One picture exhibits an Awá hunter with a small deer on his again whereas holding his bow and arrows with a looking canine following behind.
One other exhibits a bunch of ladies and a child bathing in a river within the pristine rainforest.
Just like the forest, the Awás’ very existence is threatened by unlawful loggers, miners and drug traffickers invading their dwelling.
The remoted group depend on the forest and its sources of water for survival, however are compelled to maneuver nearly continuously due to the menace from harmful outsiders.
They dwell on a reserve that’s protected by regulation, however it has not stopped bandits.

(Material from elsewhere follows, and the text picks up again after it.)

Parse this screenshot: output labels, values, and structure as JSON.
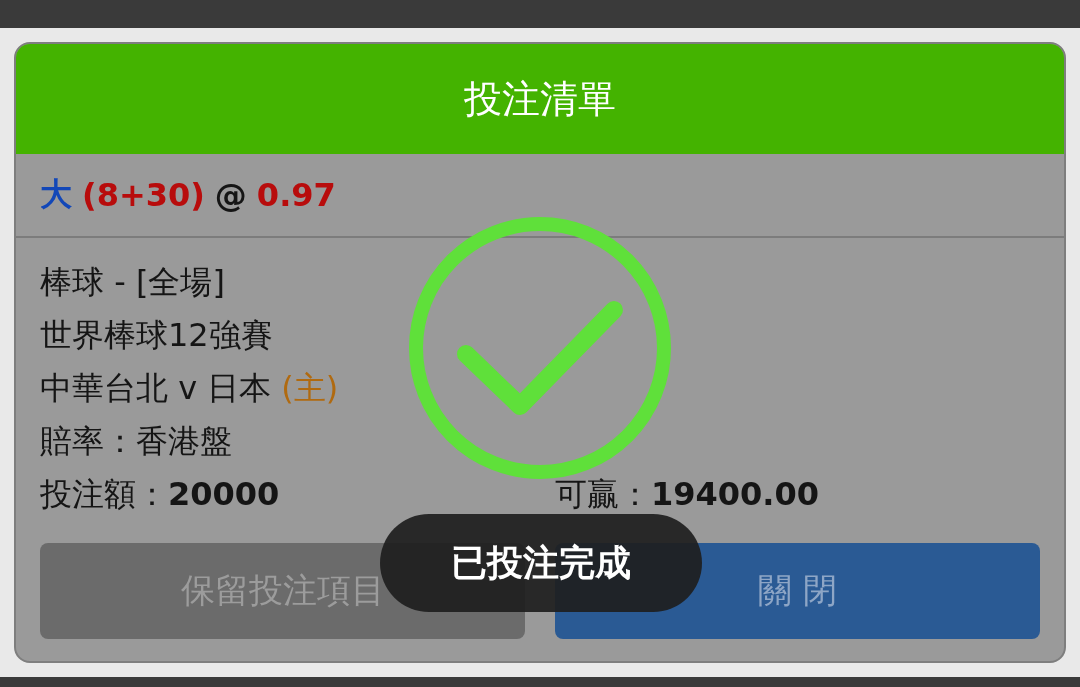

With 75 p.c of Maranhão’s unique forest cowl misplaced, essentially the most invaluable timber left is within the protected Arariboia Indigenous Land.
Timber extraction is against the law on this space, which opens the door to a legal enterprise.

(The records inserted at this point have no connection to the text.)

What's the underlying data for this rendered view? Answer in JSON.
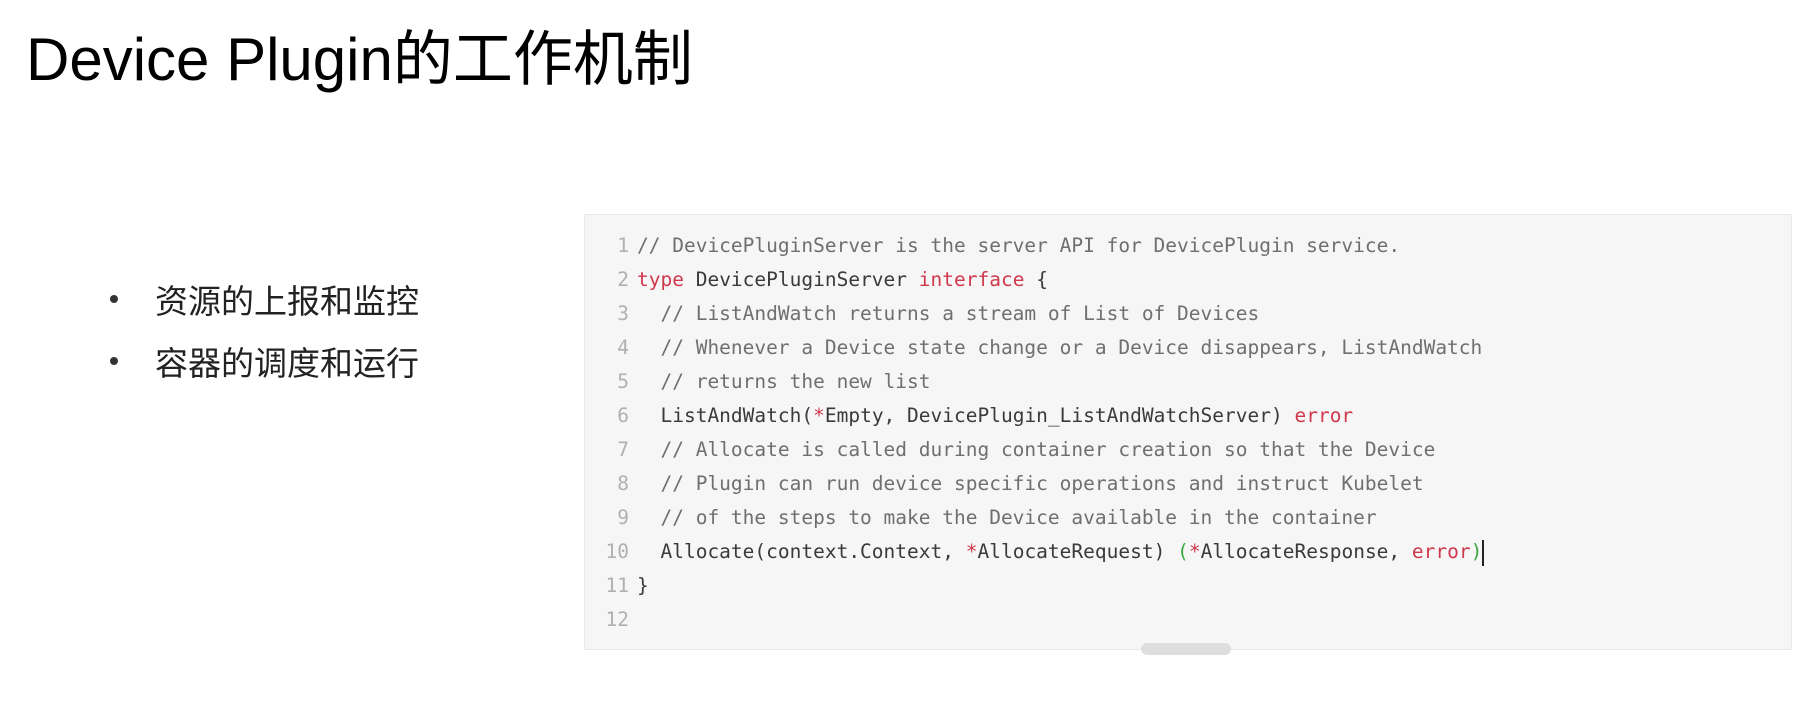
{
  "title": "Device Plugin的工作机制",
  "bullets": [
    "资源的上报和监控",
    "容器的调度和运行"
  ],
  "code": {
    "lines": [
      {
        "n": "1",
        "tokens": [
          {
            "t": "// DevicePluginServer is the server API for DevicePlugin service.",
            "c": "comment"
          }
        ]
      },
      {
        "n": "2",
        "tokens": [
          {
            "t": "type",
            "c": "kw"
          },
          {
            "t": " DevicePluginServer ",
            "c": "plain"
          },
          {
            "t": "interface",
            "c": "kw"
          },
          {
            "t": " {",
            "c": "plain"
          }
        ]
      },
      {
        "n": "3",
        "tokens": [
          {
            "t": "  // ListAndWatch returns a stream of List of Devices",
            "c": "comment"
          }
        ]
      },
      {
        "n": "4",
        "tokens": [
          {
            "t": "  // Whenever a Device state change or a Device disappears, ListAndWatch",
            "c": "comment"
          }
        ]
      },
      {
        "n": "5",
        "tokens": [
          {
            "t": "  // returns the new list",
            "c": "comment"
          }
        ]
      },
      {
        "n": "6",
        "tokens": [
          {
            "t": "  ListAndWatch(",
            "c": "plain"
          },
          {
            "t": "*",
            "c": "red"
          },
          {
            "t": "Empty, DevicePlugin_ListAndWatchServer) ",
            "c": "plain"
          },
          {
            "t": "error",
            "c": "red"
          }
        ]
      },
      {
        "n": "7",
        "tokens": [
          {
            "t": "  // Allocate is called during container creation so that the Device",
            "c": "comment"
          }
        ]
      },
      {
        "n": "8",
        "tokens": [
          {
            "t": "  // Plugin can run device specific operations and instruct Kubelet",
            "c": "comment"
          }
        ]
      },
      {
        "n": "9",
        "tokens": [
          {
            "t": "  // of the steps to make the Device available in the container",
            "c": "comment"
          }
        ]
      },
      {
        "n": "10",
        "tokens": [
          {
            "t": "  Allocate(context.Context, ",
            "c": "plain"
          },
          {
            "t": "*",
            "c": "red"
          },
          {
            "t": "AllocateRequest) ",
            "c": "plain"
          },
          {
            "t": "(",
            "c": "green"
          },
          {
            "t": "*",
            "c": "red"
          },
          {
            "t": "AllocateResponse, ",
            "c": "plain"
          },
          {
            "t": "error",
            "c": "red"
          },
          {
            "t": ")",
            "c": "green"
          }
        ],
        "caret": true
      },
      {
        "n": "11",
        "tokens": [
          {
            "t": "}",
            "c": "plain"
          }
        ]
      },
      {
        "n": "12",
        "tokens": []
      }
    ]
  },
  "colors": {
    "keyword": "#d0384d",
    "comment": "#6f6f6f",
    "bracket": "#3ba843",
    "panel_bg": "#f6f6f6"
  }
}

Logging vehicles drive by again roads which can be unpatrolled by police and ship their payloads to secret sawmills.
The Awá dwell in a state of “near-constant” flight from the chainsaws and wildfires.
The Guajajara tribe additionally resides in the identical space, however have made contact with remoted society over the a long time.
Tainaky Tenetehar, of the Guajajara tribe, instructed Nationwide Geographic how he and his group of Forest Guardians defend the “remoted ones” from fleeing.
He added: “Who’s going to battle for the remoted ones, if not us?”
“The loggers are getting into throughout the perimeter of the indigenous land.
“Their intention is to succeed in the middle—the place the isolados are. They don’t have any alternative however to flee when the loggers come.”
The Forest Guardians set logging vehicles on fireplace, seize weapons and chain saws to maintain the criminals at bay.
The Awá’s existence has sparked authorized safety for practically four,800 sq. miles of woodlands, however it has not stopped the unlawful logging.
This story initially appeared in The Solar.